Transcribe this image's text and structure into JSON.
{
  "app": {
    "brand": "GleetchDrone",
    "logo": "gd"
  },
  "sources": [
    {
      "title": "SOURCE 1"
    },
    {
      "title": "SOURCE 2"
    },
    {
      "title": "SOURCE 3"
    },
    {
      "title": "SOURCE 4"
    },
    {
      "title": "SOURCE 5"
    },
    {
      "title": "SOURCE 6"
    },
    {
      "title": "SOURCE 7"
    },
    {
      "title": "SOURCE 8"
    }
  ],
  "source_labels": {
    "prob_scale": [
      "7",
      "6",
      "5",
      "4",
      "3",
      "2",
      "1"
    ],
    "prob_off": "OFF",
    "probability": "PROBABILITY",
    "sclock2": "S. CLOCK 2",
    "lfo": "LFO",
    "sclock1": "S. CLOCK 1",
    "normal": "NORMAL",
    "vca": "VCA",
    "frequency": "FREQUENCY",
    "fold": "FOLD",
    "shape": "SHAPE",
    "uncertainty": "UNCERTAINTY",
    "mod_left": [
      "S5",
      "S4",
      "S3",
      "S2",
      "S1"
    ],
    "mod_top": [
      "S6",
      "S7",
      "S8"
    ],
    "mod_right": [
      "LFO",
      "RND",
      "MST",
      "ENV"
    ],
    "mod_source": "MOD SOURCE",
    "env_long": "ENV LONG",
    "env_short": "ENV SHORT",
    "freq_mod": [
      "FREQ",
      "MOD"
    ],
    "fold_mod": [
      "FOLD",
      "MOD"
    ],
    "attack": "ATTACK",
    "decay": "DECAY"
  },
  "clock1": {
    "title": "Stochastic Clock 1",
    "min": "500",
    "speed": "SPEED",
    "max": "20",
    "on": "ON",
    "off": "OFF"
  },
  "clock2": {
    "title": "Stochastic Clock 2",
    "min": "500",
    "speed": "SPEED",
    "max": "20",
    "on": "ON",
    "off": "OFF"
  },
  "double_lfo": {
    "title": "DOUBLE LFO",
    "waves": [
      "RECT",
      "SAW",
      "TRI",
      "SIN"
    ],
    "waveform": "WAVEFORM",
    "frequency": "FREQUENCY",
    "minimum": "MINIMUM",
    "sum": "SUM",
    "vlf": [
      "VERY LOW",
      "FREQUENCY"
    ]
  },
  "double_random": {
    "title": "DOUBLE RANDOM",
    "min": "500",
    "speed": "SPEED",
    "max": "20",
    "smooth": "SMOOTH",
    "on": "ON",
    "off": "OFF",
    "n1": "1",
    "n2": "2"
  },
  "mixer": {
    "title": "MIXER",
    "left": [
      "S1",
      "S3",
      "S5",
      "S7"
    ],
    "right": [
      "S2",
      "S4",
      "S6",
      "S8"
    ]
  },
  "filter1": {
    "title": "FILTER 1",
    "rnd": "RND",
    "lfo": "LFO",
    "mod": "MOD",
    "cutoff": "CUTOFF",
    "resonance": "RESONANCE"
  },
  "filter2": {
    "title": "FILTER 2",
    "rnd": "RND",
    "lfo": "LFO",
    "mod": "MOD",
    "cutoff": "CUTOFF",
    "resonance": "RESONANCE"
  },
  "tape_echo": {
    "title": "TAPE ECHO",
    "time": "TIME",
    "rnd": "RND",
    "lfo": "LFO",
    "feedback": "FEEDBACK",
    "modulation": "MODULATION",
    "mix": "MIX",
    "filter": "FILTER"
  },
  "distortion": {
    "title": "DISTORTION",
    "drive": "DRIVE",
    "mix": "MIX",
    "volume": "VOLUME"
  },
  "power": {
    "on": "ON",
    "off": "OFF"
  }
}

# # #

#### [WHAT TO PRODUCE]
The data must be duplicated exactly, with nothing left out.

#### [RESPONSE TO THE EXERCISE]
Transcribe this image's text and structure into JSON.
{
  "app": {
    "brand": "GleetchDrone",
    "logo": "gd"
  },
  "sources": [
    {
      "title": "SOURCE 1"
    },
    {
      "title": "SOURCE 2"
    },
    {
      "title": "SOURCE 3"
    },
    {
      "title": "SOURCE 4"
    },
    {
      "title": "SOURCE 5"
    },
    {
      "title": "SOURCE 6"
    },
    {
      "title": "SOURCE 7"
    },
    {
      "title": "SOURCE 8"
    }
  ],
  "source_labels": {
    "prob_scale": [
      "7",
      "6",
      "5",
      "4",
      "3",
      "2",
      "1"
    ],
    "prob_off": "OFF",
    "probability": "PROBABILITY",
    "sclock2": "S. CLOCK 2",
    "lfo": "LFO",
    "sclock1": "S. CLOCK 1",
    "normal": "NORMAL",
    "vca": "VCA",
    "frequency": "FREQUENCY",
    "fold": "FOLD",
    "shape": "SHAPE",
    "uncertainty": "UNCERTAINTY",
    "mod_left": [
      "S5",
      "S4",
      "S3",
      "S2",
      "S1"
    ],
    "mod_top": [
      "S6",
      "S7",
      "S8"
    ],
    "mod_right": [
      "LFO",
      "RND",
      "MST",
      "ENV"
    ],
    "mod_source": "MOD SOURCE",
    "env_long": "ENV LONG",
    "env_short": "ENV SHORT",
    "freq_mod": [
      "FREQ",
      "MOD"
    ],
    "fold_mod": [
      "FOLD",
      "MOD"
    ],
    "attack": "ATTACK",
    "decay": "DECAY"
  },
  "clock1": {
    "title": "Stochastic Clock 1",
    "min": "500",
    "speed": "SPEED",
    "max": "20",
    "on": "ON",
    "off": "OFF"
  },
  "clock2": {
    "title": "Stochastic Clock 2",
    "min": "500",
    "speed": "SPEED",
    "max": "20",
    "on": "ON",
    "off": "OFF"
  },
  "double_lfo": {
    "title": "DOUBLE LFO",
    "waves": [
      "RECT",
      "SAW",
      "TRI",
      "SIN"
    ],
    "waveform": "WAVEFORM",
    "frequency": "FREQUENCY",
    "minimum": "MINIMUM",
    "sum": "SUM",
    "vlf": [
      "VERY LOW",
      "FREQUENCY"
    ]
  },
  "double_random": {
    "title": "DOUBLE RANDOM",
    "min": "500",
    "speed": "SPEED",
    "max": "20",
    "smooth": "SMOOTH",
    "on": "ON",
    "off": "OFF",
    "n1": "1",
    "n2": "2"
  },
  "mixer": {
    "title": "MIXER",
    "left": [
      "S1",
      "S3",
      "S5",
      "S7"
    ],
    "right": [
      "S2",
      "S4",
      "S6",
      "S8"
    ]
  },
  "filter1": {
    "title": "FILTER 1",
    "rnd": "RND",
    "lfo": "LFO",
    "mod": "MOD",
    "cutoff": "CUTOFF",
    "resonance": "RESONANCE"
  },
  "filter2": {
    "title": "FILTER 2",
    "rnd": "RND",
    "lfo": "LFO",
    "mod": "MOD",
    "cutoff": "CUTOFF",
    "resonance": "RESONANCE"
  },
  "tape_echo": {
    "title": "TAPE ECHO",
    "time": "TIME",
    "rnd": "RND",
    "lfo": "LFO",
    "feedback": "FEEDBACK",
    "modulation": "MODULATION",
    "mix": "MIX",
    "filter": "FILTER"
  },
  "distortion": {
    "title": "DISTORTION",
    "drive": "DRIVE",
    "mix": "MIX",
    "volume": "VOLUME"
  },
  "power": {
    "on": "ON",
    "off": "OFF"
  }
}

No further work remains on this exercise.